--- Your goal ---
Print all records exactly, leaving nothing out.

--- Study material ---
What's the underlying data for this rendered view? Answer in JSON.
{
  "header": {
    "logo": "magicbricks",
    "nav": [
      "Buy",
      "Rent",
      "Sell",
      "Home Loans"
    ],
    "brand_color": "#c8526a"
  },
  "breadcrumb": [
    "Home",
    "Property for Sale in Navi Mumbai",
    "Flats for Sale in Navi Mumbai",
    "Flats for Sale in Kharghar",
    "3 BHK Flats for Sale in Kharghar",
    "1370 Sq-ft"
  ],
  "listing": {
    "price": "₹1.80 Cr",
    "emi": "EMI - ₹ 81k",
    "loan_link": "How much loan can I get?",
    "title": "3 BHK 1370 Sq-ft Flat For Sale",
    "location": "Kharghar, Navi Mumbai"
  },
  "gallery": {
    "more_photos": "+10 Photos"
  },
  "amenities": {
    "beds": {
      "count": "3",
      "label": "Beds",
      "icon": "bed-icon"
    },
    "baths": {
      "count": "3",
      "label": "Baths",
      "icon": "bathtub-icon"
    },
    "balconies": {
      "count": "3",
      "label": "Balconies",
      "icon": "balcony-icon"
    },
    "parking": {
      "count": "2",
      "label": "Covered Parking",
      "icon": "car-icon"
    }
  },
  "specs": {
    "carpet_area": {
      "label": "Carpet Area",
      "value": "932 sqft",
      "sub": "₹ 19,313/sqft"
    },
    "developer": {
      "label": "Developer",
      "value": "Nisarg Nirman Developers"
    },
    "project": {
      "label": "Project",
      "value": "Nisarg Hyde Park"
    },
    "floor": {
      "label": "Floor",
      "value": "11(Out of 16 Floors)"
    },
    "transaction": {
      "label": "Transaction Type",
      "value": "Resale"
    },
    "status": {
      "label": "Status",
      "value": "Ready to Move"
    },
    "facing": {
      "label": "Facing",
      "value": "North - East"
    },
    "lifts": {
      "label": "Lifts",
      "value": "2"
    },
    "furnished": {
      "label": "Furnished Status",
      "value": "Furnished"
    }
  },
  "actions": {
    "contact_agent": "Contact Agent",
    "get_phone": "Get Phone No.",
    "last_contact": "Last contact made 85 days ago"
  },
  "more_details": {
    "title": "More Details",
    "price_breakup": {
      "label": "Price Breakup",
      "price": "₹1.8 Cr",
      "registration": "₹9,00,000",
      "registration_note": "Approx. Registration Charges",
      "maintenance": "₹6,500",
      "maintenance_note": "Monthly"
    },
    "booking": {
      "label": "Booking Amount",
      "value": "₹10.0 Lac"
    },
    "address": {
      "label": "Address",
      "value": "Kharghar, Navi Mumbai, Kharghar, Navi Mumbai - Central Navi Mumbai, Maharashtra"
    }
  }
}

--- Task response ---
What's the underlying data for this rendered view? Answer in JSON.
{
  "header": {
    "logo": "magicbricks",
    "nav": [
      "Buy",
      "Rent",
      "Sell",
      "Home Loans"
    ],
    "brand_color": "#c8526a"
  },
  "breadcrumb": [
    "Home",
    "Property for Sale in Navi Mumbai",
    "Flats for Sale in Navi Mumbai",
    "Flats for Sale in Kharghar",
    "3 BHK Flats for Sale in Kharghar",
    "1370 Sq-ft"
  ],
  "listing": {
    "price": "₹1.80 Cr",
    "emi": "EMI - ₹ 81k",
    "loan_link": "How much loan can I get?",
    "title": "3 BHK 1370 Sq-ft Flat For Sale",
    "location": "Kharghar, Navi Mumbai"
  },
  "gallery": {
    "more_photos": "+10 Photos"
  },
  "amenities": {
    "beds": {
      "count": "3",
      "label": "Beds",
      "icon": "bed-icon"
    },
    "baths": {
      "count": "3",
      "label": "Baths",
      "icon": "bathtub-icon"
    },
    "balconies": {
      "count": "3",
      "label": "Balconies",
      "icon": "balcony-icon"
    },
    "parking": {
      "count": "2",
      "label": "Covered Parking",
      "icon": "car-icon"
    }
  },
  "specs": {
    "carpet_area": {
      "label": "Carpet Area",
      "value": "932 sqft",
      "sub": "₹ 19,313/sqft"
    },
    "developer": {
      "label": "Developer",
      "value": "Nisarg Nirman Developers"
    },
    "project": {
      "label": "Project",
      "value": "Nisarg Hyde Park"
    },
    "floor": {
      "label": "Floor",
      "value": "11(Out of 16 Floors)"
    },
    "transaction": {
      "label": "Transaction Type",
      "value": "Resale"
    },
    "status": {
      "label": "Status",
      "value": "Ready to Move"
    },
    "facing": {
      "label": "Facing",
      "value": "North - East"
    },
    "lifts": {
      "label": "Lifts",
      "value": "2"
    },
    "furnished": {
      "label": "Furnished Status",
      "value": "Furnished"
    }
  },
  "actions": {
    "contact_agent": "Contact Agent",
    "get_phone": "Get Phone No.",
    "last_contact": "Last contact made 85 days ago"
  },
  "more_details": {
    "title": "More Details",
    "price_breakup": {
      "label": "Price Breakup",
      "price": "₹1.8 Cr",
      "registration": "₹9,00,000",
      "registration_note": "Approx. Registration Charges",
      "maintenance": "₹6,500",
      "maintenance_note": "Monthly"
    },
    "booking": {
      "label": "Booking Amount",
      "value": "₹10.0 Lac"
    },
    "address": {
      "label": "Address",
      "value": "Kharghar, Navi Mumbai, Kharghar, Navi Mumbai - Central Navi Mumbai, Maharashtra"
    }
  }
}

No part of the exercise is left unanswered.